───── Information given
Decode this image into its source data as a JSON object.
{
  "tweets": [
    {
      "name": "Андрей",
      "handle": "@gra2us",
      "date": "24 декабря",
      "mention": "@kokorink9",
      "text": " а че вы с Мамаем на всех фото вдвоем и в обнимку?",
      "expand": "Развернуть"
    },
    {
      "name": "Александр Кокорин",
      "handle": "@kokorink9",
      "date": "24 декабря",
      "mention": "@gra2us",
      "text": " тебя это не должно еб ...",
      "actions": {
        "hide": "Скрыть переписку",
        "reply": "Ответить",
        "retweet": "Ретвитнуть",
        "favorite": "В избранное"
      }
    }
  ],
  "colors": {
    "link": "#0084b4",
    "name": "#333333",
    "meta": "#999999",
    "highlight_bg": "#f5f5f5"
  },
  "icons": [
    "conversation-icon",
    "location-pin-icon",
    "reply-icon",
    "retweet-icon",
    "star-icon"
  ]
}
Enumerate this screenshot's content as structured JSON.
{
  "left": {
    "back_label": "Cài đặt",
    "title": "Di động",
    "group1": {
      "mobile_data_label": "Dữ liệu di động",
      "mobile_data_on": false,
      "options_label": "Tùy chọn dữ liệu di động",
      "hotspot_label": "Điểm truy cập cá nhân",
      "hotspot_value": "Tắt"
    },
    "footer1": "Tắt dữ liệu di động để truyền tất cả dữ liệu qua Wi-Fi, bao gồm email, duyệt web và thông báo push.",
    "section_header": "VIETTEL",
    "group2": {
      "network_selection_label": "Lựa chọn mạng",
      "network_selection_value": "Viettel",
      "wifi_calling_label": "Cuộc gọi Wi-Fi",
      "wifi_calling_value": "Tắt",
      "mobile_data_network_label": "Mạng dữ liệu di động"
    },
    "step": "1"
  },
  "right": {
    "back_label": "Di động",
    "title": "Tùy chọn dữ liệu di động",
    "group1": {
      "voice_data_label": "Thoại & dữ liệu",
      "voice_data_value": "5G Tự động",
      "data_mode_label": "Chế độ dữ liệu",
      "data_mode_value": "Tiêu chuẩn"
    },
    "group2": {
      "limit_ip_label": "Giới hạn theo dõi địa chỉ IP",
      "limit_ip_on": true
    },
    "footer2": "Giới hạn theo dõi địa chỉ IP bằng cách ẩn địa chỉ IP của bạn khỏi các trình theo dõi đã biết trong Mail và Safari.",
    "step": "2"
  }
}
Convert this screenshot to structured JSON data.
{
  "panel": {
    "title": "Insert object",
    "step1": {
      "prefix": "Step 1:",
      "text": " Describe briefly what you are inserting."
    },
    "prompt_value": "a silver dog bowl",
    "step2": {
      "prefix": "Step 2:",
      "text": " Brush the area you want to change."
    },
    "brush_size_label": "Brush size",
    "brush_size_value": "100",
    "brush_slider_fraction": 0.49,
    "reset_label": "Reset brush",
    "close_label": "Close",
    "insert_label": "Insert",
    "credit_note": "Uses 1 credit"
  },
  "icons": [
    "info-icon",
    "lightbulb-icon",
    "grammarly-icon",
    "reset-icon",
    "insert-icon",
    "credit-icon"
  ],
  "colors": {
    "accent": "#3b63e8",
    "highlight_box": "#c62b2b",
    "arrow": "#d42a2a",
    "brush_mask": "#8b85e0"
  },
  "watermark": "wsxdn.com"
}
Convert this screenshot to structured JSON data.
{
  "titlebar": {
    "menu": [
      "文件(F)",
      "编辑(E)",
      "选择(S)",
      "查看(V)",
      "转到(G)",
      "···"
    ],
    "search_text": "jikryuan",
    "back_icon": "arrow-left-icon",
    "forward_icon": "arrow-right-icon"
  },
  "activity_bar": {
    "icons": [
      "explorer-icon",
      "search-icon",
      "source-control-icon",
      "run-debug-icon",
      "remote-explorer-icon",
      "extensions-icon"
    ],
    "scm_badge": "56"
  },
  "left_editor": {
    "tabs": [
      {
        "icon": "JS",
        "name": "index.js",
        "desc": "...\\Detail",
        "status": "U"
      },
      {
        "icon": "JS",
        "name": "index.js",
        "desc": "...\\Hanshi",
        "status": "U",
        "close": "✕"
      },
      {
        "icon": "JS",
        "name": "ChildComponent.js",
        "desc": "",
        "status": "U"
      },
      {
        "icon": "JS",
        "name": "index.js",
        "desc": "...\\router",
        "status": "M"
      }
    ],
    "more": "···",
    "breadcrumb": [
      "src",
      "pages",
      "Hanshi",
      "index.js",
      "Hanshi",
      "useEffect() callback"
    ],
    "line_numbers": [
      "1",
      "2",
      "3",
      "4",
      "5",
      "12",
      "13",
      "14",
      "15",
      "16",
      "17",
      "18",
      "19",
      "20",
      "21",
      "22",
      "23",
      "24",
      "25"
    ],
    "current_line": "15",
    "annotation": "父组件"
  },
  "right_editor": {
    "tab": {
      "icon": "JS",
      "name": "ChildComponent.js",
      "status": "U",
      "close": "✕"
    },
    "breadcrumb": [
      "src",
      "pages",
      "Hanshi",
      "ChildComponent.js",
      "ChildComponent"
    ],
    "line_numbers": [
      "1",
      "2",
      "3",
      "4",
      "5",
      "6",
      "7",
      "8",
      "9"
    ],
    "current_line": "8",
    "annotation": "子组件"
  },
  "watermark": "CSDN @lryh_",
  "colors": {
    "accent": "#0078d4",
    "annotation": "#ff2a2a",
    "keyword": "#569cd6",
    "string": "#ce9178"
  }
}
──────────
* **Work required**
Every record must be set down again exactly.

* **Result below**
Decode this image into its source data as a JSON object.
{
  "tweets": [
    {
      "name": "Андрей",
      "handle": "@gra2us",
      "date": "24 декабря",
      "mention": "@kokorink9",
      "text": " а че вы с Мамаем на всех фото вдвоем и в обнимку?",
      "expand": "Развернуть"
    },
    {
      "name": "Александр Кокорин",
      "handle": "@kokorink9",
      "date": "24 декабря",
      "mention": "@gra2us",
      "text": " тебя это не должно еб ...",
      "actions": {
        "hide": "Скрыть переписку",
        "reply": "Ответить",
        "retweet": "Ретвитнуть",
        "favorite": "В избранное"
      }
    }
  ],
  "colors": {
    "link": "#0084b4",
    "name": "#333333",
    "meta": "#999999",
    "highlight_bg": "#f5f5f5"
  },
  "icons": [
    "conversation-icon",
    "location-pin-icon",
    "reply-icon",
    "retweet-icon",
    "star-icon"
  ]
}
Enumerate this screenshot's content as structured JSON.
{
  "left": {
    "back_label": "Cài đặt",
    "title": "Di động",
    "group1": {
      "mobile_data_label": "Dữ liệu di động",
      "mobile_data_on": false,
      "options_label": "Tùy chọn dữ liệu di động",
      "hotspot_label": "Điểm truy cập cá nhân",
      "hotspot_value": "Tắt"
    },
    "footer1": "Tắt dữ liệu di động để truyền tất cả dữ liệu qua Wi-Fi, bao gồm email, duyệt web và thông báo push.",
    "section_header": "VIETTEL",
    "group2": {
      "network_selection_label": "Lựa chọn mạng",
      "network_selection_value": "Viettel",
      "wifi_calling_label": "Cuộc gọi Wi-Fi",
      "wifi_calling_value": "Tắt",
      "mobile_data_network_label": "Mạng dữ liệu di động"
    },
    "step": "1"
  },
  "right": {
    "back_label": "Di động",
    "title": "Tùy chọn dữ liệu di động",
    "group1": {
      "voice_data_label": "Thoại & dữ liệu",
      "voice_data_value": "5G Tự động",
      "data_mode_label": "Chế độ dữ liệu",
      "data_mode_value": "Tiêu chuẩn"
    },
    "group2": {
      "limit_ip_label": "Giới hạn theo dõi địa chỉ IP",
      "limit_ip_on": true
    },
    "footer2": "Giới hạn theo dõi địa chỉ IP bằng cách ẩn địa chỉ IP của bạn khỏi các trình theo dõi đã biết trong Mail và Safari.",
    "step": "2"
  }
}
Convert this screenshot to structured JSON data.
{
  "panel": {
    "title": "Insert object",
    "step1": {
      "prefix": "Step 1:",
      "text": " Describe briefly what you are inserting."
    },
    "prompt_value": "a silver dog bowl",
    "step2": {
      "prefix": "Step 2:",
      "text": " Brush the area you want to change."
    },
    "brush_size_label": "Brush size",
    "brush_size_value": "100",
    "brush_slider_fraction": 0.49,
    "reset_label": "Reset brush",
    "close_label": "Close",
    "insert_label": "Insert",
    "credit_note": "Uses 1 credit"
  },
  "icons": [
    "info-icon",
    "lightbulb-icon",
    "grammarly-icon",
    "reset-icon",
    "insert-icon",
    "credit-icon"
  ],
  "colors": {
    "accent": "#3b63e8",
    "highlight_box": "#c62b2b",
    "arrow": "#d42a2a",
    "brush_mask": "#8b85e0"
  },
  "watermark": "wsxdn.com"
}
Convert this screenshot to structured JSON data.
{
  "titlebar": {
    "menu": [
      "文件(F)",
      "编辑(E)",
      "选择(S)",
      "查看(V)",
      "转到(G)",
      "···"
    ],
    "search_text": "jikryuan",
    "back_icon": "arrow-left-icon",
    "forward_icon": "arrow-right-icon"
  },
  "activity_bar": {
    "icons": [
      "explorer-icon",
      "search-icon",
      "source-control-icon",
      "run-debug-icon",
      "remote-explorer-icon",
      "extensions-icon"
    ],
    "scm_badge": "56"
  },
  "left_editor": {
    "tabs": [
      {
        "icon": "JS",
        "name": "index.js",
        "desc": "...\\Detail",
        "status": "U"
      },
      {
        "icon": "JS",
        "name": "index.js",
        "desc": "...\\Hanshi",
        "status": "U",
        "close": "✕"
      },
      {
        "icon": "JS",
        "name": "ChildComponent.js",
        "desc": "",
        "status": "U"
      },
      {
        "icon": "JS",
        "name": "index.js",
        "desc": "...\\router",
        "status": "M"
      }
    ],
    "more": "···",
    "breadcrumb": [
      "src",
      "pages",
      "Hanshi",
      "index.js",
      "Hanshi",
      "useEffect() callback"
    ],
    "line_numbers": [
      "1",
      "2",
      "3",
      "4",
      "5",
      "12",
      "13",
      "14",
      "15",
      "16",
      "17",
      "18",
      "19",
      "20",
      "21",
      "22",
      "23",
      "24",
      "25"
    ],
    "current_line": "15",
    "annotation": "父组件"
  },
  "right_editor": {
    "tab": {
      "icon": "JS",
      "name": "ChildComponent.js",
      "status": "U",
      "close": "✕"
    },
    "breadcrumb": [
      "src",
      "pages",
      "Hanshi",
      "ChildComponent.js",
      "ChildComponent"
    ],
    "line_numbers": [
      "1",
      "2",
      "3",
      "4",
      "5",
      "6",
      "7",
      "8",
      "9"
    ],
    "current_line": "8",
    "annotation": "子组件"
  },
  "watermark": "CSDN @lryh_",
  "colors": {
    "accent": "#0078d4",
    "annotation": "#ff2a2a",
    "keyword": "#569cd6",
    "string": "#ce9178"
  }
}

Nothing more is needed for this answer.